No need to wait until your senior years to start acting on these conversations. You can start now by attending events like Arts Career Conversations or finding a mentor.
Professors, classmates, alumni, friends, family members, academic advisors, and career educators are people who can help you design your first-year experience.
As you start to envision what that experience may look like, share your initial thoughts with them to help you create a plan that will work for you.
Inviting others into this conversation can bring empathy and diverse perspectives, as well as generate new ideas and ways for you to move forward. You don’t need to figure out things on your own: embrace collaboration!
Be mindful of the process
Start where you are. The process that will help you design your career path begins now, as you experiment during your degree. Accept where you are in the process of designing your degree and your life, trusting that the process will yield good results. Resist the urge to compare yourself with what others are doing, and pay attention to your own process and what you learn about what matters to you.
There is a lot of power in the way we choose to frame things.
Often, we go into situations with beliefs about how they will turn out. In design thinking these are called “dysfunctional beliefs” because they presuppose an outcome that could limit your experience.
This year is truly unlike any we have experienced before, and your beliefs about online learning may be legitimate – but be cautious of letting them hold you back. Difficult situations can offer many opportunities.
Start to practice one of a designer’s most powerful tools: reframing problems to allow you to move beyond them, and achieve the full potential of the moment. Here are some examples of what reframing looks like:
I won’t make any real friends → Online connections are different from in-person interactions, but I can still make meaningful connections
I’m bored learning from home → I am safe learning from home
My Arts degree won’t lead to a successful career → Arts alumni are living successful career lives

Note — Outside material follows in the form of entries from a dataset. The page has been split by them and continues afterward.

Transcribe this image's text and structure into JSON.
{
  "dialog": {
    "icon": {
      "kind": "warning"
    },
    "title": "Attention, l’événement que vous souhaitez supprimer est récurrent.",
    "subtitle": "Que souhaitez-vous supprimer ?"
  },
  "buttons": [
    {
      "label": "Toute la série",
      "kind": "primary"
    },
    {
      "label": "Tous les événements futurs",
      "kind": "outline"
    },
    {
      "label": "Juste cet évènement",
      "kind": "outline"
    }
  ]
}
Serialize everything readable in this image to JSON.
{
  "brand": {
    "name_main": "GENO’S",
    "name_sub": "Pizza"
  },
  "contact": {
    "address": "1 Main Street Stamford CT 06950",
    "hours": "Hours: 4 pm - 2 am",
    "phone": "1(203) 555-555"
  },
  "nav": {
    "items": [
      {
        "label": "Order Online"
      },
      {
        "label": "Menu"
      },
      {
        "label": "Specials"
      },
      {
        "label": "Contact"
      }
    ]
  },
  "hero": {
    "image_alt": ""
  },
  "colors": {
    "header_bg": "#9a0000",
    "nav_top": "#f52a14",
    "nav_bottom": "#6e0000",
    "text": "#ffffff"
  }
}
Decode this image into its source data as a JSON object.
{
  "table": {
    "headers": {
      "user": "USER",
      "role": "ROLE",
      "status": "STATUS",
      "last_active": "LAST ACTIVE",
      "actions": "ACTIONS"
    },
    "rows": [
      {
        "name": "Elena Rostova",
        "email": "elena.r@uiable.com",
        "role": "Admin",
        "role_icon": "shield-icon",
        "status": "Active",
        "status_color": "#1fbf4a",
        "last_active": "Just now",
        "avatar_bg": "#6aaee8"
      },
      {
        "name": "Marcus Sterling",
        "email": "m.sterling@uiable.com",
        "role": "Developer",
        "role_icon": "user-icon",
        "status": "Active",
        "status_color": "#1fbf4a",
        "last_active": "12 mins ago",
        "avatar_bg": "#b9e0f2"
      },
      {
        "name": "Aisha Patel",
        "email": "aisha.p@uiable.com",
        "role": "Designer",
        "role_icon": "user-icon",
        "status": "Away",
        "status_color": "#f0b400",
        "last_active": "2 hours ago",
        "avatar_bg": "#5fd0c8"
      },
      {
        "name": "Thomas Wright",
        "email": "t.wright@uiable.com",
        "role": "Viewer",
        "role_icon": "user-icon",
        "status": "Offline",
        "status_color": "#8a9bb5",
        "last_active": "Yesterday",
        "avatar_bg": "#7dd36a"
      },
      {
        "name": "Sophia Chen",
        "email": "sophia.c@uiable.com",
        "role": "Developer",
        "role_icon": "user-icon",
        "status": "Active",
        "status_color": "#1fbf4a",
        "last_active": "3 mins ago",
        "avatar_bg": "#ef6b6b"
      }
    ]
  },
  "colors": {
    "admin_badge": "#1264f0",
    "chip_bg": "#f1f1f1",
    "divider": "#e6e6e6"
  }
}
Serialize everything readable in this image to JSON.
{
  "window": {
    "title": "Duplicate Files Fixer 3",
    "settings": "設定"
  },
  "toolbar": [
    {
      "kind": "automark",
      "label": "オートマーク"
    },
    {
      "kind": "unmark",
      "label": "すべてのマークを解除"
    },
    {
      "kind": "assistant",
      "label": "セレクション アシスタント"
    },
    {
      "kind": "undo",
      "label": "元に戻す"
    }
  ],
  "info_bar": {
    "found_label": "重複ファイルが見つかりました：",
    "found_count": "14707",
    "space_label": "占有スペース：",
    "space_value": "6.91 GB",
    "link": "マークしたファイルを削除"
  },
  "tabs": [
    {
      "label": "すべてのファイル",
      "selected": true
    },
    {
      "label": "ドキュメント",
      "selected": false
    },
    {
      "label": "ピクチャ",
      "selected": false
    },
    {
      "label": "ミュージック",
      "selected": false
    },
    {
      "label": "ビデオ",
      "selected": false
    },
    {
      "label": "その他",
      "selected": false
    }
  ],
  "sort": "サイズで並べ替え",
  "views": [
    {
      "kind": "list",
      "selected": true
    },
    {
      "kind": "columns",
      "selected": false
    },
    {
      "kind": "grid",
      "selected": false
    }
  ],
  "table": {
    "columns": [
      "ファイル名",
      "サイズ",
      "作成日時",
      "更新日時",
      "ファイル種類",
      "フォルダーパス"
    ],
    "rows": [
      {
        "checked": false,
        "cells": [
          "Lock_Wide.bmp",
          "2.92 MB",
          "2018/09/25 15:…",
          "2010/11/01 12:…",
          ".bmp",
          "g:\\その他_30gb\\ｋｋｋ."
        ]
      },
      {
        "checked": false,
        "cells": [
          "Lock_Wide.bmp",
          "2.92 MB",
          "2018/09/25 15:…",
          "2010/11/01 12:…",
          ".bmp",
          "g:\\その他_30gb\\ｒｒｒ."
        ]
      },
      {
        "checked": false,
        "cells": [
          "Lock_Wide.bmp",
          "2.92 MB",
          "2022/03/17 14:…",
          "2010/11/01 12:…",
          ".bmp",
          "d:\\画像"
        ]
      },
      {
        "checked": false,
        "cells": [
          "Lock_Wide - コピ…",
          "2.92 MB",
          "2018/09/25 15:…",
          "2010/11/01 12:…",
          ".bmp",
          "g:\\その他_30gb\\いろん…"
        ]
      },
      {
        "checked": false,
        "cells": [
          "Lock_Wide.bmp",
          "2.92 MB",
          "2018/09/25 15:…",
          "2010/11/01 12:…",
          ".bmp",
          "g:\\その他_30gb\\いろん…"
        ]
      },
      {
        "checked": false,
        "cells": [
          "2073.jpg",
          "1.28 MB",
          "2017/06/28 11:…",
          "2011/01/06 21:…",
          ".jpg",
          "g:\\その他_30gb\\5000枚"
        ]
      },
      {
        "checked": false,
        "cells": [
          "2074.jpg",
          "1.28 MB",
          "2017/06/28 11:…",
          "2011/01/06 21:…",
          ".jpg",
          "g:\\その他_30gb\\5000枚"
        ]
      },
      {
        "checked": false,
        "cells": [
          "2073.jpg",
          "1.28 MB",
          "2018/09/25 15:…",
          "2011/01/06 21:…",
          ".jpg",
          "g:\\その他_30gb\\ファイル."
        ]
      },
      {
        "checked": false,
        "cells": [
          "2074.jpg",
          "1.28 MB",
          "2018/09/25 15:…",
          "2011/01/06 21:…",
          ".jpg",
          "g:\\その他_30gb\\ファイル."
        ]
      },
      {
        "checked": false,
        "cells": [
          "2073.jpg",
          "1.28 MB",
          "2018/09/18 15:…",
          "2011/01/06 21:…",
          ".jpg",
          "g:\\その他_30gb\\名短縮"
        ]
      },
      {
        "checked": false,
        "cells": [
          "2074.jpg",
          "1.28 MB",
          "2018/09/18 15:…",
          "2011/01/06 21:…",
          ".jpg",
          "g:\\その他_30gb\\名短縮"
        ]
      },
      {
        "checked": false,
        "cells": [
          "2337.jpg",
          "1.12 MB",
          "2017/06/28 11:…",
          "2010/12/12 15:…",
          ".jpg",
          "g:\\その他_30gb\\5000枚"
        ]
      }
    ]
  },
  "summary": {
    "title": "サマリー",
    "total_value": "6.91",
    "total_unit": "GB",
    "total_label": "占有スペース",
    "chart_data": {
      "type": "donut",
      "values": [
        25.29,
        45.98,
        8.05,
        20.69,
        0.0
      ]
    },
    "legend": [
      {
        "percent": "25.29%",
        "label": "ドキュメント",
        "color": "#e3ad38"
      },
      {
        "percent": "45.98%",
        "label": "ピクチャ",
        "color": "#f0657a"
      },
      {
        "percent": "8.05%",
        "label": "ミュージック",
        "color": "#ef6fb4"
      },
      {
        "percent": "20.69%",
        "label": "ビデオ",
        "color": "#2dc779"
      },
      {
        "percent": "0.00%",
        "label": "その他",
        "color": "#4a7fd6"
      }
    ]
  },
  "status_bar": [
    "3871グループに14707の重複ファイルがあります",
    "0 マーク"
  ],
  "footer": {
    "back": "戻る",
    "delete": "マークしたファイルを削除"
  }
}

Now that you are familiar with the five mindsets of Designing Your Life, you can apply them to design a better first year experience by building and testing your ideas and assumptions as you move forward. Good luck!